[Saved data entries]
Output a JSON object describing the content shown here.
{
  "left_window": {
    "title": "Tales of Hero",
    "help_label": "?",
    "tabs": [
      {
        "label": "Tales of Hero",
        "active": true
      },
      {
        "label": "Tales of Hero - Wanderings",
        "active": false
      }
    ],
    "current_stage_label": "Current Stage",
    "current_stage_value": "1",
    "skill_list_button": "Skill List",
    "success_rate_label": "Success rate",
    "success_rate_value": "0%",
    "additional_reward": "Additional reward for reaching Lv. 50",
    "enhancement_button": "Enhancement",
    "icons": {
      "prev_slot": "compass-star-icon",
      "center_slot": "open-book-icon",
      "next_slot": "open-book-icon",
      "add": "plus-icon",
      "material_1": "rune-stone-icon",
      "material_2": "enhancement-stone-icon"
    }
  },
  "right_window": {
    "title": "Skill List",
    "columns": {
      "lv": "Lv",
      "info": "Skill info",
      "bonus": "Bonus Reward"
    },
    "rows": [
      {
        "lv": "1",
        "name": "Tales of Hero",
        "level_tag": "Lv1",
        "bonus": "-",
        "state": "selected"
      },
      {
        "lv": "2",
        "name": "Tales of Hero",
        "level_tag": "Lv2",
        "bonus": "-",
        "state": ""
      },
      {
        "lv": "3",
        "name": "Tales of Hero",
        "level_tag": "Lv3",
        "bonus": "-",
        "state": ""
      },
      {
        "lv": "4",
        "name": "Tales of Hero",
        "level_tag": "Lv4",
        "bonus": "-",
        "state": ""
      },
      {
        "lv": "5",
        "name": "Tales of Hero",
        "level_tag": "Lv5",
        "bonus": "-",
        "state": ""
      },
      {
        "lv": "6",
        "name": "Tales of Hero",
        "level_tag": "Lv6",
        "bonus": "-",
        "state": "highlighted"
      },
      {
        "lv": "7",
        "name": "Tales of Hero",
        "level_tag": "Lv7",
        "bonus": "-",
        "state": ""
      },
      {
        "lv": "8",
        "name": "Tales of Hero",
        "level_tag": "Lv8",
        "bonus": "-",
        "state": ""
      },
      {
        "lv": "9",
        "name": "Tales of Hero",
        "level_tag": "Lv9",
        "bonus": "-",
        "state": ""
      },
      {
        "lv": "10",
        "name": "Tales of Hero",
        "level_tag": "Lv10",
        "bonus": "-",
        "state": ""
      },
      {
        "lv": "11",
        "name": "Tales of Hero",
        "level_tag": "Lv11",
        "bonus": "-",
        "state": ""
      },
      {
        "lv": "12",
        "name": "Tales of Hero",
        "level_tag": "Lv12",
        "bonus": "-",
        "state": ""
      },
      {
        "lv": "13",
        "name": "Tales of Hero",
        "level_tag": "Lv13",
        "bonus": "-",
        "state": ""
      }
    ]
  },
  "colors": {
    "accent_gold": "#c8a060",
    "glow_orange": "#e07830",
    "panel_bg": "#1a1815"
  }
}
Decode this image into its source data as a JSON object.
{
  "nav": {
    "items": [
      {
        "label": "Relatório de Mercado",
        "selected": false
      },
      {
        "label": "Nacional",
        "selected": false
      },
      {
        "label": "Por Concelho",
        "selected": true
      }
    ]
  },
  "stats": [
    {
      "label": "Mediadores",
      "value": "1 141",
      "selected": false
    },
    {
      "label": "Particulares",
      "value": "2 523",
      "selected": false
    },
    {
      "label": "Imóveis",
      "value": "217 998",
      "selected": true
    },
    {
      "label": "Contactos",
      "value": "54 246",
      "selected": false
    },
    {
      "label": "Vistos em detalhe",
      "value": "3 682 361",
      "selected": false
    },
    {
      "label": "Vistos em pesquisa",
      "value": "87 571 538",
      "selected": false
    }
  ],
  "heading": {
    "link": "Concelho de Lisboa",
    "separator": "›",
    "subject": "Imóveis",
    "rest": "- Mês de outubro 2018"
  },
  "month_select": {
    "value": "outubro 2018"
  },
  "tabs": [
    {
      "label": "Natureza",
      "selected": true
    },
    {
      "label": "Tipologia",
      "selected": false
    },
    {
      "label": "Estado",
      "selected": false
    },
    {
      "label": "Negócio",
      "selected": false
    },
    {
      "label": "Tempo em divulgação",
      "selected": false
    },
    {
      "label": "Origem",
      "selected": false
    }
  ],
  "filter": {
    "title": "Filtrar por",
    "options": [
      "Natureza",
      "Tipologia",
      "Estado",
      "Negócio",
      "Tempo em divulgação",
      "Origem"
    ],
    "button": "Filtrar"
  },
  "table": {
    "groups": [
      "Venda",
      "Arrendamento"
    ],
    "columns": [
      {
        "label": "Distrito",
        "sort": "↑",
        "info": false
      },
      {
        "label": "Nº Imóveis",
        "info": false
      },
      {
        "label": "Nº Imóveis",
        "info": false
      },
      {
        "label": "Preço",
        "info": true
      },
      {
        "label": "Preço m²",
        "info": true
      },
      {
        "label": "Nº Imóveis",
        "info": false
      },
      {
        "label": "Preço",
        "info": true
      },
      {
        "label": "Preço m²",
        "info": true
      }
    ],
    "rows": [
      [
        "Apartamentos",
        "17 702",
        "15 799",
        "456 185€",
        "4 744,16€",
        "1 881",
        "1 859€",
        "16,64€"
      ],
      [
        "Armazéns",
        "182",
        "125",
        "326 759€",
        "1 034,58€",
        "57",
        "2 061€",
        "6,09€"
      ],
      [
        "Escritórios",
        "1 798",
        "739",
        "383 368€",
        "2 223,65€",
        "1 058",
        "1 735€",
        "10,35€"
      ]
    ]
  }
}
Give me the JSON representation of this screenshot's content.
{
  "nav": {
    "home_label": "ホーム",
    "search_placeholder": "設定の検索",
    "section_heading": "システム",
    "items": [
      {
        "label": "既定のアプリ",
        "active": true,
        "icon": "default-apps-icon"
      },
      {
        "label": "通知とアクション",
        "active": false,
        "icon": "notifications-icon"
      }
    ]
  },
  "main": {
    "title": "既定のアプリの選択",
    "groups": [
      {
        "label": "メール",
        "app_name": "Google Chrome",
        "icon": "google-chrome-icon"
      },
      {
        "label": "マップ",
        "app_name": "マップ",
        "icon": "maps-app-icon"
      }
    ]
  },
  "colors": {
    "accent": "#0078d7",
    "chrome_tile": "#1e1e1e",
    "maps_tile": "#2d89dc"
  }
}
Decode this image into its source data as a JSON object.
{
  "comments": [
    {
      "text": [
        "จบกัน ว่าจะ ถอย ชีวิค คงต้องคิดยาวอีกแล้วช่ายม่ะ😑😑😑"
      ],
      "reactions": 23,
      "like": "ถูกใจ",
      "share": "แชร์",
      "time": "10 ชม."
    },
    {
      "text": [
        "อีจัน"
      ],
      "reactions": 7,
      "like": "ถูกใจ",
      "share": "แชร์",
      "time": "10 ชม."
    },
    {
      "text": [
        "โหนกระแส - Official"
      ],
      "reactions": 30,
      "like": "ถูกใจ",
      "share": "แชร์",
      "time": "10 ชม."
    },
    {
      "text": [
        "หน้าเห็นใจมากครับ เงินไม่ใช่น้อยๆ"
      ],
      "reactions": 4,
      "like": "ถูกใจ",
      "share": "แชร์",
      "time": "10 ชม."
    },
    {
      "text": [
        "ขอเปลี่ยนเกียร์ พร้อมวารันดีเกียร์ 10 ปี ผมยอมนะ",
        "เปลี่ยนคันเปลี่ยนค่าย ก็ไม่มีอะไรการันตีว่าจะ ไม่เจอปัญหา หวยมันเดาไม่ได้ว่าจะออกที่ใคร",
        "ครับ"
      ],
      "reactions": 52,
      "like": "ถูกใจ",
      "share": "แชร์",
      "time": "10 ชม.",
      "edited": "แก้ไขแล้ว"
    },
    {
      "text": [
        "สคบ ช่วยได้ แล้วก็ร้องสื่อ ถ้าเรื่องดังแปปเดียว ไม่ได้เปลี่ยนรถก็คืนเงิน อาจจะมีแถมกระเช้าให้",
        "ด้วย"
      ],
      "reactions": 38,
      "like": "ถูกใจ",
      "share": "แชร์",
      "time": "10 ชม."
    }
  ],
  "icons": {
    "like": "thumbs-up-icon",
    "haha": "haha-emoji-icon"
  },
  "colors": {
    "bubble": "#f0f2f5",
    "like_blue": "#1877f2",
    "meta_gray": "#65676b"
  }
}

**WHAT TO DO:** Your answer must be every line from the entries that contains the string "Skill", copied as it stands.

**RESPONSE TO THE TASK:**
    "skill_list_button": "Skill List",
    "title": "Skill List",
      "info": "Skill info",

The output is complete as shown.